"New Directions!" Mr. Schue begins right there in the music room, and the group's name sounds even filthier when it makes up the first words of the episode, but that's sort of beside the point, I guess. "I'd like to introduce you," Mr. Schue continues, "to our new show-choir consultant, Jesse St. James!" The camera pulls back a bit to reveal a smiling Jesse St. James standing at Mr. Schue's side while Rachel bursts into immediate and obnoxiously enthusiastic applause from her place over in the cheap seats with the rest of the children. "I don't trust this guy," Frankenteen announces to the room at large. "How do we know he's not just gonna trick us into doing something stupid so his alma mater wins?" "I don't think I need to do much tricking to get you to do something stupid, Finn," Jesse replies, and point to Mr. St. James. Hilariously enough, all of the kids visible in the reaction shot are popping their eyes out and mouthing stuff like "Hooooo!" and "Buuuuurn!" except for Finn, who just sits there looking like a slackjawed dumbass, and Santana Lopez, who casts an appraising eye upon Jesse St. James all, "And people think I'm a bitch?

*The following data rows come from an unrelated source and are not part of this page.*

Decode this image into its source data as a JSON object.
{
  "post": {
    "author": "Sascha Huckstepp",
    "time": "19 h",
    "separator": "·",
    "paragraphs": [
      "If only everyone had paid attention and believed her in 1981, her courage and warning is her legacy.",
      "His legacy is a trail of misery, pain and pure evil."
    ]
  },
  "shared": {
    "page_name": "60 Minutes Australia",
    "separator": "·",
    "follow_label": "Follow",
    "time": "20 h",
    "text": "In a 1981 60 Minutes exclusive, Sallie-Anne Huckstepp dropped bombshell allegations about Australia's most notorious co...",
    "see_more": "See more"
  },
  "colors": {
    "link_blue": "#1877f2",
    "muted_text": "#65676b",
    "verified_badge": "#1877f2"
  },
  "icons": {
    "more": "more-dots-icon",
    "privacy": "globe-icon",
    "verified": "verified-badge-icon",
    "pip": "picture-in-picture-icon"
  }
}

Damn."
Mr. Schue insists that Jesse's merely a consultant and promises that he himself will be making the final call on all aspects of the group's impending Nationals performance, because that's such a comfort to us all given the impeccable judgment Mr. Schue's always shown in the past. Mr. Schue also tells the kids, "We should continue with our successful trend of doing original songs for the competition," and do I need to point out that once is not a trend? Good, because that's not really the point of all this. The point of all this is that Mr. Schue is also of the opinion that they should perform one group number and one duet. Finn immediately and loudly claims the duet should be his and Rachel's, boasting, "We killed at last year's Regionals with 'Faithfully'!" "Yeah," Quinn mutters at his side, "you killed us -- we lost." Wow. Is this gonna be an episode where everyone just dumps on Finn for an entire hour? 'Cause I would be totally fine with that. Just saying.

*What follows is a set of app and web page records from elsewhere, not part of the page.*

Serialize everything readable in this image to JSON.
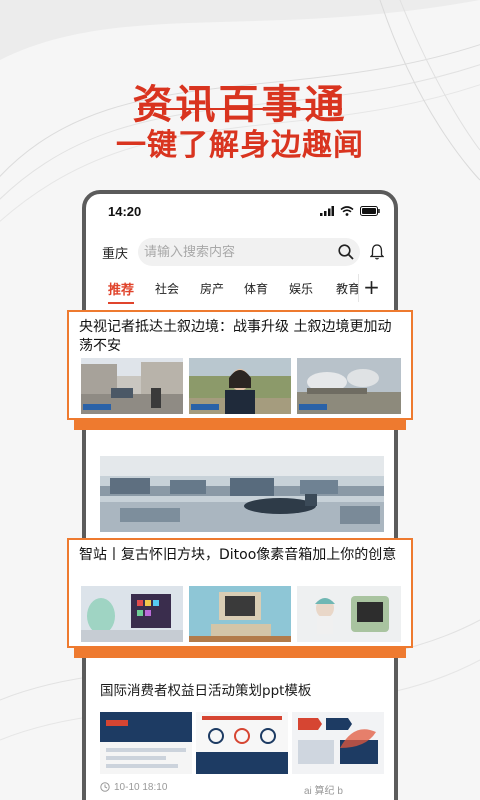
{
  "promo": {
    "headline": "资讯百事通",
    "subheadline": "一键了解身边趣闻"
  },
  "statusbar": {
    "time": "14:20",
    "icons": [
      "signal-icon",
      "wifi-icon",
      "battery-icon"
    ]
  },
  "header": {
    "city": "重庆",
    "search_placeholder": "请输入搜索内容"
  },
  "tabs": [
    {
      "label": "推荐",
      "active": true
    },
    {
      "label": "社会",
      "active": false
    },
    {
      "label": "房产",
      "active": false
    },
    {
      "label": "体育",
      "active": false
    },
    {
      "label": "娱乐",
      "active": false
    },
    {
      "label": "教育",
      "active": false
    }
  ],
  "tab_add_label": "+",
  "feed": [
    {
      "title": "央视记者抵达土叙边境：战事升级 土叙边境更加动荡不安",
      "highlighted": true
    },
    {
      "title": "",
      "highlighted": false
    },
    {
      "title": "智站丨复古怀旧方块，Ditoo像素音箱加上你的创意",
      "highlighted": true
    },
    {
      "title": "国际消费者权益日活动策划ppt模板",
      "highlighted": false,
      "time": "10-10 18:10",
      "source": "ai 算纪 b"
    }
  ],
  "colors": {
    "accent": "#d9341f",
    "highlight_border": "#ee7a2f",
    "tab_active": "#e0442c"
  }
}
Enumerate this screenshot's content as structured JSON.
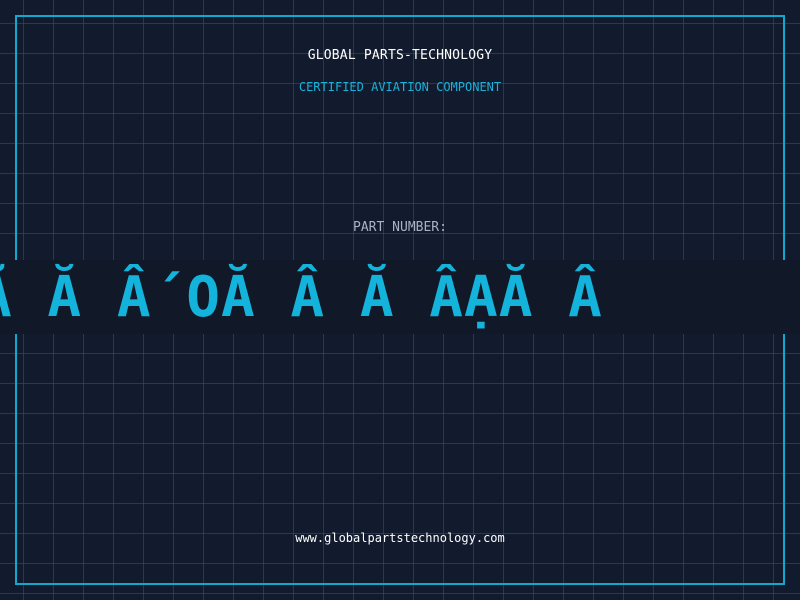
{
  "label": {
    "company": "GLOBAL PARTS-TECHNOLOGY",
    "subtitle": "CERTIFIED AVIATION COMPONENT",
    "part_number_label": "PART NUMBER:",
    "part_number_value": "Ã Ă Â´OĂ Â Ă ÂẠĂ Â",
    "website": "www.globalpartstechnology.com"
  },
  "colors": {
    "background": "#121a2e",
    "accent": "#13b3dc",
    "grid": "#186080"
  }
}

Jesse interrupts at this juncture to note he agrees that Rachel should take one half of the proposed duet. "But Finn," he adds, "I think it's best if you sit this one out." Here it comes. "Fact is," Jesse continues, never letting that bright, upbeat tone I love so much leave his voice, "most of the other guys in here are better singers, and Mike Chang -- who can't even sing -- can at least dance. You kind of sing and dance like a zombie who has to poop." Kurt, Puck, Lauren, Sam, and I dissolve into giggle fits while Frankenteen immediately gets all outraged and such, lurching about in his chair and bellowing, "You see what I'm talking about? This guy's a jerk!" Meanwhile, Mr. Schue -- and God love him for this -- doesn't even bother disputing Jesse's assessment of Finn's so-called gifts, and instead chooses to suggest that Jesse be a little "gentler" with his criticisms. "Gentle?" Jesse eyebrows. "I'm sorry," he states, of course not sorry in the least, "I didn't realize we were training for the 'Good Try!' ribbon at Nationals -- I thought we were in it to win the whole damn thing." Lauren Zizes is intrigued. "And there's only one way we can do that," Jesse suggests. "Poison darts?" dear little Brit-Brit guesses.